EXERCISE REQUIREMENTS –
Excluding images, repeat the data exactly as given.

SUPPLIED MATERIAL –

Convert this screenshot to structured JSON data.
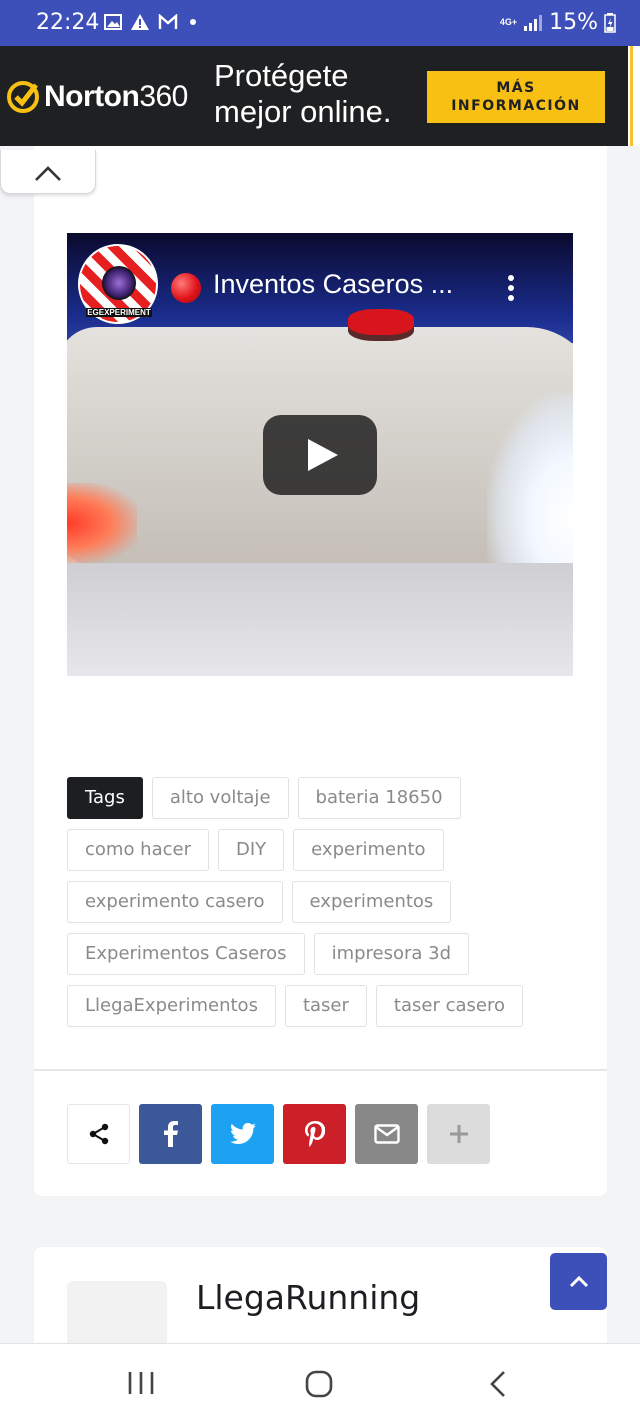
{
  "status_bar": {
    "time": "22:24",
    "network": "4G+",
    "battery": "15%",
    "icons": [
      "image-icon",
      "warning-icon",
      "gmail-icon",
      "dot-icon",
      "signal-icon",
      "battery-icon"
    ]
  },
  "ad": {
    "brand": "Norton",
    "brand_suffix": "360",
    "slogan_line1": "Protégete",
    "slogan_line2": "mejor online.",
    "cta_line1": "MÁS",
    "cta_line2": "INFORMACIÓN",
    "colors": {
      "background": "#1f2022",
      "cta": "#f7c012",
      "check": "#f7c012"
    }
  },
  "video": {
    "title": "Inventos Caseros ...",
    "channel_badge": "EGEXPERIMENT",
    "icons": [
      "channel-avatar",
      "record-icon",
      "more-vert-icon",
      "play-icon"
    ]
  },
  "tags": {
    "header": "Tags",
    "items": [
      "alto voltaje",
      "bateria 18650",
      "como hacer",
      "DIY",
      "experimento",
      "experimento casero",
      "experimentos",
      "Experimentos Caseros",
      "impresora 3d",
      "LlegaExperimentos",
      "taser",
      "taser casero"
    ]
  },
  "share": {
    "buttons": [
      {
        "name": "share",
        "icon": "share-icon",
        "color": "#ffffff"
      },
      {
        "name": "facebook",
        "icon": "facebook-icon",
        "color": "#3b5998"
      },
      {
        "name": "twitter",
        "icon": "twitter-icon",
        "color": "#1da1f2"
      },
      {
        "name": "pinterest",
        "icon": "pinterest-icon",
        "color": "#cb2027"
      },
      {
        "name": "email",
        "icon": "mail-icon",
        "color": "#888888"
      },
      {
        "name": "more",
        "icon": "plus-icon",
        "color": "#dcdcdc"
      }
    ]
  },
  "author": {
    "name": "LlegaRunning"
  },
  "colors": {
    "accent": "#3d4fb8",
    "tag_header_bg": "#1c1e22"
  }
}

WRITTEN RESPONSE –
Convert this screenshot to structured JSON data.
{
  "status_bar": {
    "time": "22:24",
    "network": "4G+",
    "battery": "15%",
    "icons": [
      "image-icon",
      "warning-icon",
      "gmail-icon",
      "dot-icon",
      "signal-icon",
      "battery-icon"
    ]
  },
  "ad": {
    "brand": "Norton",
    "brand_suffix": "360",
    "slogan_line1": "Protégete",
    "slogan_line2": "mejor online.",
    "cta_line1": "MÁS",
    "cta_line2": "INFORMACIÓN",
    "colors": {
      "background": "#1f2022",
      "cta": "#f7c012",
      "check": "#f7c012"
    }
  },
  "video": {
    "title": "Inventos Caseros ...",
    "channel_badge": "EGEXPERIMENT",
    "icons": [
      "channel-avatar",
      "record-icon",
      "more-vert-icon",
      "play-icon"
    ]
  },
  "tags": {
    "header": "Tags",
    "items": [
      "alto voltaje",
      "bateria 18650",
      "como hacer",
      "DIY",
      "experimento",
      "experimento casero",
      "experimentos",
      "Experimentos Caseros",
      "impresora 3d",
      "LlegaExperimentos",
      "taser",
      "taser casero"
    ]
  },
  "share": {
    "buttons": [
      {
        "name": "share",
        "icon": "share-icon",
        "color": "#ffffff"
      },
      {
        "name": "facebook",
        "icon": "facebook-icon",
        "color": "#3b5998"
      },
      {
        "name": "twitter",
        "icon": "twitter-icon",
        "color": "#1da1f2"
      },
      {
        "name": "pinterest",
        "icon": "pinterest-icon",
        "color": "#cb2027"
      },
      {
        "name": "email",
        "icon": "mail-icon",
        "color": "#888888"
      },
      {
        "name": "more",
        "icon": "plus-icon",
        "color": "#dcdcdc"
      }
    ]
  },
  "author": {
    "name": "LlegaRunning"
  },
  "colors": {
    "accent": "#3d4fb8",
    "tag_header_bg": "#1c1e22"
  }
}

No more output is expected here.